In a society where cleanliness is revered, a series of pictures showing unhygienic pranks involving food industry workers and customers has triggered a media storm after going viral on social-networking services.
The posts reflect a broader trend among young Japanese Internet users for sharing reckless exploits online, which some observers believe has the potential to harm their future prospects.
The first of the images to gain nationwide attention was posted on Facebook in mid-July by a clerk in an outlet in Kochi of major convenience store chain Lawson Inc. in which a man could be seen lying inside a large refrigerator for ice cream.
In a Twitter post Aug. 18, a part-time worker at a Pizza Hut outlet in Tokyo was pictured wearing pizza dough on his face like a mask, causing Kentucky Fried Chicken Japan Ltd., which manages the chain, to formally apologize on its website.
The company said it had imposed a “severe punishment” on the worker, a university student, although it didn’t disclose the details, taking into account the “person’s future.”
These incidents, dubbed “baito tero” by combining the Japanese term for a part-time worker and an abbreviation for terrorism, have sparked a strong reaction from many Internet users.
After newspaper and TV reports, companies linked to such cases have disposed of large quantities of goods, with some even going to the extreme of closing outlets.
Meanwhile, a Twitter post Aug. 25 showing a young male making a “victory” sign while standing atop a police car led to the arrest of two teenagers involved. The Hokkaido Prefectural Police judged it was necessary to detain them to “prevent recurrence of similar crimes,” an official said.
Police in Kyoto and Oita prefectures turned over to prosecutors cases against teenagers who entered refrigerators for ice cream in shops and uploaded photos showing their conduct on social media.
Chinese restaurant chain Ohsho Food Service Corp. lodged a complaint against 10 customers involved in a picture, posted online, showing some of them stripped naked in an outlet in Kanazawa, Ishikawa Prefecture.

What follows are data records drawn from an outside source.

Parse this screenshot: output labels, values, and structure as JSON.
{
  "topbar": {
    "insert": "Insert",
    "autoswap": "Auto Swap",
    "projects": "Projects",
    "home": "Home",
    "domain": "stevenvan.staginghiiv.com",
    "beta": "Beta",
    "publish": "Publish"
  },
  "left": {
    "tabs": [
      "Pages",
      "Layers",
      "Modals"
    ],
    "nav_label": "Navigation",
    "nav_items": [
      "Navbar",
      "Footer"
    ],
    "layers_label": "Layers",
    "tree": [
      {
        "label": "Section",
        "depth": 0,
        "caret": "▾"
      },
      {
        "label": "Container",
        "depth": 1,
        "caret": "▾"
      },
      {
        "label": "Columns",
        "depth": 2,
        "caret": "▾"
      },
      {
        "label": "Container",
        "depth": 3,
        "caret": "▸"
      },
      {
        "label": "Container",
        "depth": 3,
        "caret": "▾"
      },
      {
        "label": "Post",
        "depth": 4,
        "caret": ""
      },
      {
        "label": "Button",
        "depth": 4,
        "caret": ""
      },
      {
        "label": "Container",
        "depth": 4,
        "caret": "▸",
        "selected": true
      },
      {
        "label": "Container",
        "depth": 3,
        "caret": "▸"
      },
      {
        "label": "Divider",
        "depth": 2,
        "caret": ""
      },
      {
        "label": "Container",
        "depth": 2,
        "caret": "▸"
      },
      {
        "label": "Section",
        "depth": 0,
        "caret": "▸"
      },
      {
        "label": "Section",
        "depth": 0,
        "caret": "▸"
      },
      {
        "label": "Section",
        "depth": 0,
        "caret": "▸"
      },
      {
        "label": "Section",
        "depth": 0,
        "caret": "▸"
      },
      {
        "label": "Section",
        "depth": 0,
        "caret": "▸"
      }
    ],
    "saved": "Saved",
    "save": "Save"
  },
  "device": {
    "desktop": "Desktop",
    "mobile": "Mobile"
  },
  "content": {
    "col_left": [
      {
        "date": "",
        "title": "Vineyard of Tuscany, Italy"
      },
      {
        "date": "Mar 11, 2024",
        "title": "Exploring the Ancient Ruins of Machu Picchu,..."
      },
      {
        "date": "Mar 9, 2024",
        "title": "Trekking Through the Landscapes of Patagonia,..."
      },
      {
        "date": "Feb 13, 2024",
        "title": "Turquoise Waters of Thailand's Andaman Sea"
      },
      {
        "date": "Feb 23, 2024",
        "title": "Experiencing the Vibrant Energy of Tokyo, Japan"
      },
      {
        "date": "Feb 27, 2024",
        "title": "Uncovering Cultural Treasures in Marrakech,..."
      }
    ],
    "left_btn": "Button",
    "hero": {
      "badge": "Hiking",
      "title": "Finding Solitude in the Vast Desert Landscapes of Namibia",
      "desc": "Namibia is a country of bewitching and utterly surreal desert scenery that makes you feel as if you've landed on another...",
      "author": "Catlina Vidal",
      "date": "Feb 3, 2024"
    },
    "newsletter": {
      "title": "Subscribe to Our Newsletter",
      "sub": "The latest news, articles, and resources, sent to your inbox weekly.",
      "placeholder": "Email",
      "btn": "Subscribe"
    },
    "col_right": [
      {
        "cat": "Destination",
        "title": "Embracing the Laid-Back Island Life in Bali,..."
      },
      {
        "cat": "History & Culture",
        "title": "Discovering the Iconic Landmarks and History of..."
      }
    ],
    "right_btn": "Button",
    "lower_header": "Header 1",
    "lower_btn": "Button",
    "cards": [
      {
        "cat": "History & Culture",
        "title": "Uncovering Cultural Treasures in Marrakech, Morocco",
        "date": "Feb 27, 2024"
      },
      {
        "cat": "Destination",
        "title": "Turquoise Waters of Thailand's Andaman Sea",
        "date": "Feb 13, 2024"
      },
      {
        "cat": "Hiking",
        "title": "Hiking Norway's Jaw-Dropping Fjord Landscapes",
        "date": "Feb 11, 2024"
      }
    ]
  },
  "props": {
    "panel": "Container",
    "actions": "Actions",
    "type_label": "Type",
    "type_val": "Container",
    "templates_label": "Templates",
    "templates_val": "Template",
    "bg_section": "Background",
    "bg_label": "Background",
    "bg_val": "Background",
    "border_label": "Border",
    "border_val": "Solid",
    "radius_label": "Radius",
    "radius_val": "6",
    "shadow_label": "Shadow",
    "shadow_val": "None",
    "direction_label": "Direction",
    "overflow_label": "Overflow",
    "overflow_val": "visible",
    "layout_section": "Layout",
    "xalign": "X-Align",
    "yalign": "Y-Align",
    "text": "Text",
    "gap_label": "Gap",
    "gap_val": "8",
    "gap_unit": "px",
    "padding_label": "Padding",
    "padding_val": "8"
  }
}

The Kyoto-based company decided to close the shop, saying it was “unacceptable to continue its service” because it could cause “customers to feel discomfort.” It is considering seeking compensation.
“With the widespread use of broadband and smartphones, people fooling around can easily post things on the Internet and social-networking sites, fueling the trend,” said Junichiro Nakagawa, editor of an online news site.
“Another reason is that it seems the number of people acting the fool is increasing because more and more people are trying to find these posts. I know there were some in the past that involved confessions of drunken driving,” said Nakagawa, who published the book “Net no Baka,” or fools on the Internet, in July through Shinchosha Publishing Co.
Some Internet users searching for such posts know there can be negative consequences for the people involved if the content goes viral. They may be motivated by a somewhat unusual sense of justice, according to Nakagawa.
Once targeted, personal information of a poster on the Internet is often easily found and exposed. Those who have their real names linked to posts showing reckless behavior could find their infamy hard to live down.
“It could harm their ability to find or change jobs, or even their marriage prospects,” Nakagawa said.
Nakagawa said some posters engaged in extreme conduct in an effort to gain a greater following for their accounts on Twitter or Facebook.
“People who carry out conduct of this kind are exhibitionists” and want widespread attention, said Tatsuhiro Yonekura, professor of information science at Ibaraki University. “If they want to show (pictures) among friends, they have only to resort to mail.”
According to Yonekura, the emphasis Japanese society puts on social responsibility, as well as its excessive demand for cleanliness, are behind shops being forced to shut down after gaining notoriety through the online posts.
As for countermeasures, Yonekura said: “Social rules and morals are far behind the progress of technology. It is necessary to develop media literacy and, of course, education is important.
“The younger, the better. Children should be taught the difference between what is happening in the Internet space and reality.”